Nostalgia night as TNS reverts to being an extreme No-friendly outlier

You might remember that throughout much of the long campaign leading up to the 2014 independence referendum, TNS was one of the group of No-friendly pollsters, before sensationally swinging in the opposite direction just before polling day.  That dramatic reversal survived into the post-referendum period, with a TNS poll in the autumn of 2015 putting Yes in the outright lead.  Now, incomprehensibly, and in total contradiction of the vast bulk of polling evidence from other firms, TNS has returned to its old ways by showing a very large No lead.

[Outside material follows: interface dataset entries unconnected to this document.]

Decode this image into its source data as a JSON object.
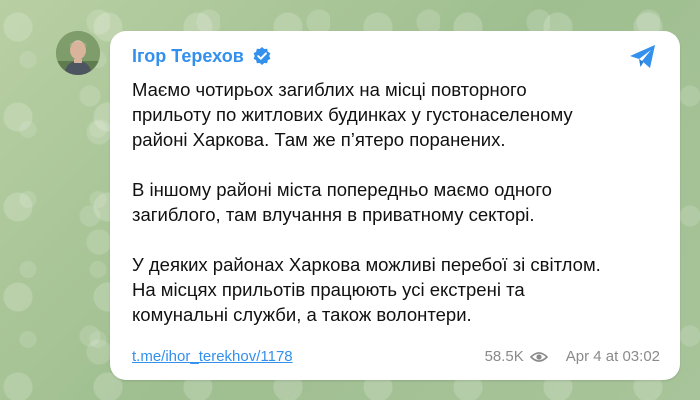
{
  "post": {
    "author": "Ігор Терехов",
    "paragraphs": [
      "Маємо чотирьох загиблих на місці повторного\nприльоту по житлових будинках у густонаселеному\nрайоні Харкова. Там же п’ятеро поранених.",
      "В іншому районі міста попередньо маємо одного\nзагиблого, там влучання в приватному секторі.",
      "У деяких районах Харкова можливі перебої зі світлом.\nНа місцях прильотів працюють усі екстрені та\nкомунальні служби, а також волонтери."
    ],
    "link": "t.me/ihor_terekhov/1178",
    "views": "58.5K",
    "date": "Apr 4 at 03:02"
  },
  "colors": {
    "accent": "#3390ec",
    "meta": "#8a8a8a",
    "text": "#111111"
  },
  "icons": {
    "verified": "verified-badge-icon",
    "share": "telegram-share-icon",
    "views": "eye-icon"
  }
}
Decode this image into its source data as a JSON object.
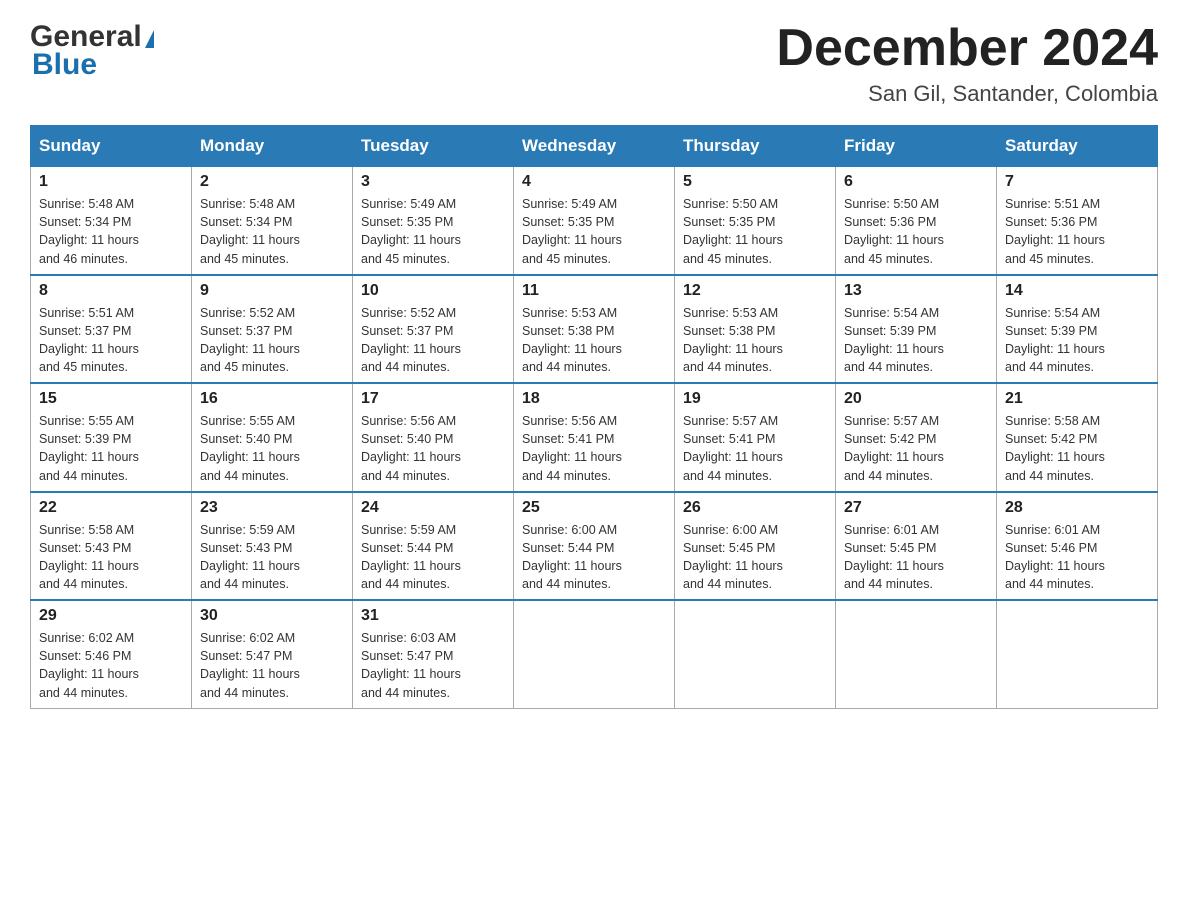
{
  "header": {
    "logo_general": "General",
    "logo_blue": "Blue",
    "month_title": "December 2024",
    "location": "San Gil, Santander, Colombia"
  },
  "days_of_week": [
    "Sunday",
    "Monday",
    "Tuesday",
    "Wednesday",
    "Thursday",
    "Friday",
    "Saturday"
  ],
  "weeks": [
    [
      {
        "day": "1",
        "sunrise": "5:48 AM",
        "sunset": "5:34 PM",
        "daylight": "11 hours and 46 minutes."
      },
      {
        "day": "2",
        "sunrise": "5:48 AM",
        "sunset": "5:34 PM",
        "daylight": "11 hours and 45 minutes."
      },
      {
        "day": "3",
        "sunrise": "5:49 AM",
        "sunset": "5:35 PM",
        "daylight": "11 hours and 45 minutes."
      },
      {
        "day": "4",
        "sunrise": "5:49 AM",
        "sunset": "5:35 PM",
        "daylight": "11 hours and 45 minutes."
      },
      {
        "day": "5",
        "sunrise": "5:50 AM",
        "sunset": "5:35 PM",
        "daylight": "11 hours and 45 minutes."
      },
      {
        "day": "6",
        "sunrise": "5:50 AM",
        "sunset": "5:36 PM",
        "daylight": "11 hours and 45 minutes."
      },
      {
        "day": "7",
        "sunrise": "5:51 AM",
        "sunset": "5:36 PM",
        "daylight": "11 hours and 45 minutes."
      }
    ],
    [
      {
        "day": "8",
        "sunrise": "5:51 AM",
        "sunset": "5:37 PM",
        "daylight": "11 hours and 45 minutes."
      },
      {
        "day": "9",
        "sunrise": "5:52 AM",
        "sunset": "5:37 PM",
        "daylight": "11 hours and 45 minutes."
      },
      {
        "day": "10",
        "sunrise": "5:52 AM",
        "sunset": "5:37 PM",
        "daylight": "11 hours and 44 minutes."
      },
      {
        "day": "11",
        "sunrise": "5:53 AM",
        "sunset": "5:38 PM",
        "daylight": "11 hours and 44 minutes."
      },
      {
        "day": "12",
        "sunrise": "5:53 AM",
        "sunset": "5:38 PM",
        "daylight": "11 hours and 44 minutes."
      },
      {
        "day": "13",
        "sunrise": "5:54 AM",
        "sunset": "5:39 PM",
        "daylight": "11 hours and 44 minutes."
      },
      {
        "day": "14",
        "sunrise": "5:54 AM",
        "sunset": "5:39 PM",
        "daylight": "11 hours and 44 minutes."
      }
    ],
    [
      {
        "day": "15",
        "sunrise": "5:55 AM",
        "sunset": "5:39 PM",
        "daylight": "11 hours and 44 minutes."
      },
      {
        "day": "16",
        "sunrise": "5:55 AM",
        "sunset": "5:40 PM",
        "daylight": "11 hours and 44 minutes."
      },
      {
        "day": "17",
        "sunrise": "5:56 AM",
        "sunset": "5:40 PM",
        "daylight": "11 hours and 44 minutes."
      },
      {
        "day": "18",
        "sunrise": "5:56 AM",
        "sunset": "5:41 PM",
        "daylight": "11 hours and 44 minutes."
      },
      {
        "day": "19",
        "sunrise": "5:57 AM",
        "sunset": "5:41 PM",
        "daylight": "11 hours and 44 minutes."
      },
      {
        "day": "20",
        "sunrise": "5:57 AM",
        "sunset": "5:42 PM",
        "daylight": "11 hours and 44 minutes."
      },
      {
        "day": "21",
        "sunrise": "5:58 AM",
        "sunset": "5:42 PM",
        "daylight": "11 hours and 44 minutes."
      }
    ],
    [
      {
        "day": "22",
        "sunrise": "5:58 AM",
        "sunset": "5:43 PM",
        "daylight": "11 hours and 44 minutes."
      },
      {
        "day": "23",
        "sunrise": "5:59 AM",
        "sunset": "5:43 PM",
        "daylight": "11 hours and 44 minutes."
      },
      {
        "day": "24",
        "sunrise": "5:59 AM",
        "sunset": "5:44 PM",
        "daylight": "11 hours and 44 minutes."
      },
      {
        "day": "25",
        "sunrise": "6:00 AM",
        "sunset": "5:44 PM",
        "daylight": "11 hours and 44 minutes."
      },
      {
        "day": "26",
        "sunrise": "6:00 AM",
        "sunset": "5:45 PM",
        "daylight": "11 hours and 44 minutes."
      },
      {
        "day": "27",
        "sunrise": "6:01 AM",
        "sunset": "5:45 PM",
        "daylight": "11 hours and 44 minutes."
      },
      {
        "day": "28",
        "sunrise": "6:01 AM",
        "sunset": "5:46 PM",
        "daylight": "11 hours and 44 minutes."
      }
    ],
    [
      {
        "day": "29",
        "sunrise": "6:02 AM",
        "sunset": "5:46 PM",
        "daylight": "11 hours and 44 minutes."
      },
      {
        "day": "30",
        "sunrise": "6:02 AM",
        "sunset": "5:47 PM",
        "daylight": "11 hours and 44 minutes."
      },
      {
        "day": "31",
        "sunrise": "6:03 AM",
        "sunset": "5:47 PM",
        "daylight": "11 hours and 44 minutes."
      },
      {
        "day": "",
        "sunrise": "",
        "sunset": "",
        "daylight": ""
      },
      {
        "day": "",
        "sunrise": "",
        "sunset": "",
        "daylight": ""
      },
      {
        "day": "",
        "sunrise": "",
        "sunset": "",
        "daylight": ""
      },
      {
        "day": "",
        "sunrise": "",
        "sunset": "",
        "daylight": ""
      }
    ]
  ],
  "labels": {
    "sunrise": "Sunrise:",
    "sunset": "Sunset:",
    "daylight": "Daylight:"
  }
}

Should Scotland be an independent country? (TNS)

Yes 40% (-7)
No 60% (+7)

This is by some distance the worst poll for Yes from any firm since September 2014.  The previous low was Yes 43%, No 57% from YouGov.

The ever-reliable buffoons who insist that "only the last poll we set eyes upon matters" will inevitably lose all sense of perspective over this, but those of us who are a little more level-headed will recognise an indisputable fact here - that this poll can't possibly negate the much more favourable polls we've seen for Yes over the last few days, for the simple reason that it was conducted earlier.  TNS polls are always way out of date by the time that we see them, and this one is no exception - fieldwork started in late March and concluded two weeks ago, which dates it well before the Panelbase and Survation polls.  The majority of interviews also took place before BMG found a virtual 50/50 tie.  So the verdict from those three online pollsters is clear enough - they are more up-to-date, and they do not corroborate the findings of TNS.

That's not to say that if a more recent TNS poll had been conducted, it would necessarily have produced a healthier result for Yes.  TNS traditionally use a distinctive face-to-face data collection method, and that could largely explain why they've suddenly bolted off in a different direction from other firms (assuming this isn't an outright rogue poll, which always has to be considered a possibility when the numbers are this unexpected).  And yet it seems highly unlikely that the new No-friendly trend is going to be seen across all non-online polls, because as recently as early March, a telephone poll from Ipsos-Mori put Yes in a slight outright lead - a better result, ironically, than has been seen in any online poll so far this year.  It's going to take time to make sense of what's happening, because at the moment there's just no comprehensible pattern in any of this.  The BMG, Survation and Ipsos-Mori numbers are simply not reconcilable with TNS - the standard 3% margin of error can't explain such a big divergence.

You would have to say that the balance of probability is that Yes are trailing at the moment, but whether they are trailing by 20% as TNS say, or by 2% as BMG say, or whether the truth is somewhere in between those extremes, is anyone's guess.  We mustn't forget just how absurdly far adrift Leave were in most telephone polls before pulling off victory in the EU referendum last June - so it's perfectly possible that online polls are more accurate these days.

*  *  *


Should Scotland be an independent country?

Yes 45.7% (-1.1)
No 54.3% (+1.1)

(The Poll of Polls is based on a rolling average of the most recent poll from each firm that has reported at least once within the last three months. The firms included in the current sample are Panelbase, BMG, Ipsos-Mori, YouGov, TNS and Survation.)